At one point at the beginning of the century, though Maisto found itself on something of a high. High-end brands like AutoArt were in their infancy, and sealed resin models weren’t really even a thing yet. Maisto churned out hit after hit, really nice models and sold them for hardly any money.

Which is incidentally how I came to own so many of the things.


The body of this is pretty impressive. It’s as good a standard of casting as you’ll find on a diecast of any price, the only limitation being the amount of time spent on hand finishing. For example, there are sharp edges to the perforations on the trailing edges of the wheelarches that represent brake cooling ducts. These could have been vanished with a bit of deft file-work, but that was never gonna happen when things are built in numbers like this was.

More impressive is the paintwork, and then the Mercedes-Benz Original Teile genuine parts livery applied on top of it. This has been tampo’d on and to a really crisp, high standard. And all proper, official sponsors, too.


The details shine, too, particularly the wheels, with their sharply moulded spokes, the branded, slick tyres, and the brake discs with separate ,Brembo-branded calipers. The red towing eyes are a nice touch, too.

The only slight disappointment is the front and rear lights, which are fairly typical of those on diecast models of around that era. These days they tend to be moulded with a little more depth and body, and without the tell-tale central black spot that shows how they’re attached to the body.

This one has no engine to show off. However:


The front end detaches to reveal a great deal of well-observed detail, including the (non-functional) horizontal suspension units and the ram air engine intake which admits air before it travels all the way through the cabin to reach a midships-mounted V8.

I’m really impressed, though, by Maisto’s attempt at carbon fibre. It comes really, really close to being convincing.


There’s plenty of the stuff inside, too, where the driver’s bucket seat sits almost centrally, amid a climbing-frame of scaffolding, and behind a surprisngly well-rendered LCD instrument panel. The long, blurry protuberance visible on the left that’s attached to the door  is trunking to carry cool outside air with a view to refreshing the driver.



It really is a great model, and one that was sold for little more than toy money.

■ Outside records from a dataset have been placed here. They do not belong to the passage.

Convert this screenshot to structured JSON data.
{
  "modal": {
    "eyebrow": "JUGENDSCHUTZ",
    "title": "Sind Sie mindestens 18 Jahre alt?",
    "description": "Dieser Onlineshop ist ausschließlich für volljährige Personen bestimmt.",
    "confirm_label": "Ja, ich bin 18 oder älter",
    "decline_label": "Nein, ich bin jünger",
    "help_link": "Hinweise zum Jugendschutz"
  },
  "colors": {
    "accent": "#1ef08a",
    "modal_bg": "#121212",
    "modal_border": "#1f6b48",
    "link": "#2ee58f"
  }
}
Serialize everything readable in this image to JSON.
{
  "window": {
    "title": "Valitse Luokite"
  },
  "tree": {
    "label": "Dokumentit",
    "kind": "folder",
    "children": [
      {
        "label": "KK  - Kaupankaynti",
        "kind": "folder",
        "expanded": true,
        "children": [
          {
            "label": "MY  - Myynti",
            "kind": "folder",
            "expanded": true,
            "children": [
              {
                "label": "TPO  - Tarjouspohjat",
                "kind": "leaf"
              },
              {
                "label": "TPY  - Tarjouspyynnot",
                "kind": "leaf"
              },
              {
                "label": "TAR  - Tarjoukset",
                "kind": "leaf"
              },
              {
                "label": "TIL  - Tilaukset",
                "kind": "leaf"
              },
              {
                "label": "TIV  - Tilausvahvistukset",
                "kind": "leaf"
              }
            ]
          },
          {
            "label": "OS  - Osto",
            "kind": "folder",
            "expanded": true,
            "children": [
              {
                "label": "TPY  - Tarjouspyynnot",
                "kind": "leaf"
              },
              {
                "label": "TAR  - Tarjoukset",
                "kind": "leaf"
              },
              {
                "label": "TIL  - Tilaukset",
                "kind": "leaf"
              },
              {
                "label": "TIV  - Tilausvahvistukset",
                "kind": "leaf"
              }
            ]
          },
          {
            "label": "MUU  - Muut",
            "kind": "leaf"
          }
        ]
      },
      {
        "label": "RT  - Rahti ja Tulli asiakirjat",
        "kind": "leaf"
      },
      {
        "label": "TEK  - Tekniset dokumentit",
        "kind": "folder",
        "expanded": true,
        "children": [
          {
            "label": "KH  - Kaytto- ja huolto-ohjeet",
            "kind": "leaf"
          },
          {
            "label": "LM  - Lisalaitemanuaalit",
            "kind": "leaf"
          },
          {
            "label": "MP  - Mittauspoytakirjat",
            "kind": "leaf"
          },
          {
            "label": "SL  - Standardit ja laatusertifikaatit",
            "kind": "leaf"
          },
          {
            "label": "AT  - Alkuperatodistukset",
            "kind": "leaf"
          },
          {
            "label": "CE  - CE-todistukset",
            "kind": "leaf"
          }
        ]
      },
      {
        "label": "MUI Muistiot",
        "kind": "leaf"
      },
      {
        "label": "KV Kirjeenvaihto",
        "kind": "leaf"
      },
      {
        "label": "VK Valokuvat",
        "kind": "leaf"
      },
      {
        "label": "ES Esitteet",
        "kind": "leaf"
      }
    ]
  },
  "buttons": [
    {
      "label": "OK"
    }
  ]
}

Sure, you could spend £200 on a model by Spark or whoever, which would be perfect to the last nanometer. But it would probably be a sealed cast resin model with none of those saucy details under the front end. Or you could buy one of these for a handful of change via eBay.

If you want a representation of one of these formidable racing machines in your collection, Maisto’s effort comes highly recommended. Whether you’re “into” motorsport or not.

(All images copyright Chris Haining / Hooniverse 2016)